▸ Your goal
Return every record in full. Match each one exactly.

___ Extracted entries ___

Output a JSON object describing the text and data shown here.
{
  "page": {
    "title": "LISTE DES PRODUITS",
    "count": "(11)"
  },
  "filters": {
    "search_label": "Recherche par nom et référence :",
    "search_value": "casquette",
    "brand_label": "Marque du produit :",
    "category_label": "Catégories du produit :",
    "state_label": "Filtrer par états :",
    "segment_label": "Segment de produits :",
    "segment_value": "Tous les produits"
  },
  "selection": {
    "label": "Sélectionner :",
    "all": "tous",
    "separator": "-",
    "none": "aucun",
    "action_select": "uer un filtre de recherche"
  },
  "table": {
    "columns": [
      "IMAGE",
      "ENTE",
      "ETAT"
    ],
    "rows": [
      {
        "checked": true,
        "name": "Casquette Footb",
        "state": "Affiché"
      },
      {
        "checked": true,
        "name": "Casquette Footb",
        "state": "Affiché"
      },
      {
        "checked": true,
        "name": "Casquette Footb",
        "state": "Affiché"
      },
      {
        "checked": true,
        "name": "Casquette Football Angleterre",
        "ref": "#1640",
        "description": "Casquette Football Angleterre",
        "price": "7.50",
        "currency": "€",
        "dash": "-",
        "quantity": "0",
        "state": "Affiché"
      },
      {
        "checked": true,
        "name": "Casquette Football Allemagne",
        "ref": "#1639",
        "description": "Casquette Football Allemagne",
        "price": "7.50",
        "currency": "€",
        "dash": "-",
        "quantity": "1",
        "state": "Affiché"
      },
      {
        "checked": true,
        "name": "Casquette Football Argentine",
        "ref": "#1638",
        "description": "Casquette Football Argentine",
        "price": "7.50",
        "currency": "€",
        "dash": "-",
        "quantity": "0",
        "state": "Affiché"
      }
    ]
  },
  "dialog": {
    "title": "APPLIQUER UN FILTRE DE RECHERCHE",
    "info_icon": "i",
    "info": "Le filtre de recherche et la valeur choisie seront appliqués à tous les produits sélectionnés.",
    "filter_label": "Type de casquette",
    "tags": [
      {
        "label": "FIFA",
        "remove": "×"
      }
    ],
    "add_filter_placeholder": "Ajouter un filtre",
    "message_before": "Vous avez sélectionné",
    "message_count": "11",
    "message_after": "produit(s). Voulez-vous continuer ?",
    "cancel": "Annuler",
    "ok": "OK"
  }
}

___

▸ Answer for the task
Output a JSON object describing the text and data shown here.
{
  "page": {
    "title": "LISTE DES PRODUITS",
    "count": "(11)"
  },
  "filters": {
    "search_label": "Recherche par nom et référence :",
    "search_value": "casquette",
    "brand_label": "Marque du produit :",
    "category_label": "Catégories du produit :",
    "state_label": "Filtrer par états :",
    "segment_label": "Segment de produits :",
    "segment_value": "Tous les produits"
  },
  "selection": {
    "label": "Sélectionner :",
    "all": "tous",
    "separator": "-",
    "none": "aucun",
    "action_select": "uer un filtre de recherche"
  },
  "table": {
    "columns": [
      "IMAGE",
      "ENTE",
      "ETAT"
    ],
    "rows": [
      {
        "checked": true,
        "name": "Casquette Footb",
        "state": "Affiché"
      },
      {
        "checked": true,
        "name": "Casquette Footb",
        "state": "Affiché"
      },
      {
        "checked": true,
        "name": "Casquette Footb",
        "state": "Affiché"
      },
      {
        "checked": true,
        "name": "Casquette Football Angleterre",
        "ref": "#1640",
        "description": "Casquette Football Angleterre",
        "price": "7.50",
        "currency": "€",
        "dash": "-",
        "quantity": "0",
        "state": "Affiché"
      },
      {
        "checked": true,
        "name": "Casquette Football Allemagne",
        "ref": "#1639",
        "description": "Casquette Football Allemagne",
        "price": "7.50",
        "currency": "€",
        "dash": "-",
        "quantity": "1",
        "state": "Affiché"
      },
      {
        "checked": true,
        "name": "Casquette Football Argentine",
        "ref": "#1638",
        "description": "Casquette Football Argentine",
        "price": "7.50",
        "currency": "€",
        "dash": "-",
        "quantity": "0",
        "state": "Affiché"
      }
    ]
  },
  "dialog": {
    "title": "APPLIQUER UN FILTRE DE RECHERCHE",
    "info_icon": "i",
    "info": "Le filtre de recherche et la valeur choisie seront appliqués à tous les produits sélectionnés.",
    "filter_label": "Type de casquette",
    "tags": [
      {
        "label": "FIFA",
        "remove": "×"
      }
    ],
    "add_filter_placeholder": "Ajouter un filtre",
    "message_before": "Vous avez sélectionné",
    "message_count": "11",
    "message_after": "produit(s). Voulez-vous continuer ?",
    "cancel": "Annuler",
    "ok": "OK"
  }
}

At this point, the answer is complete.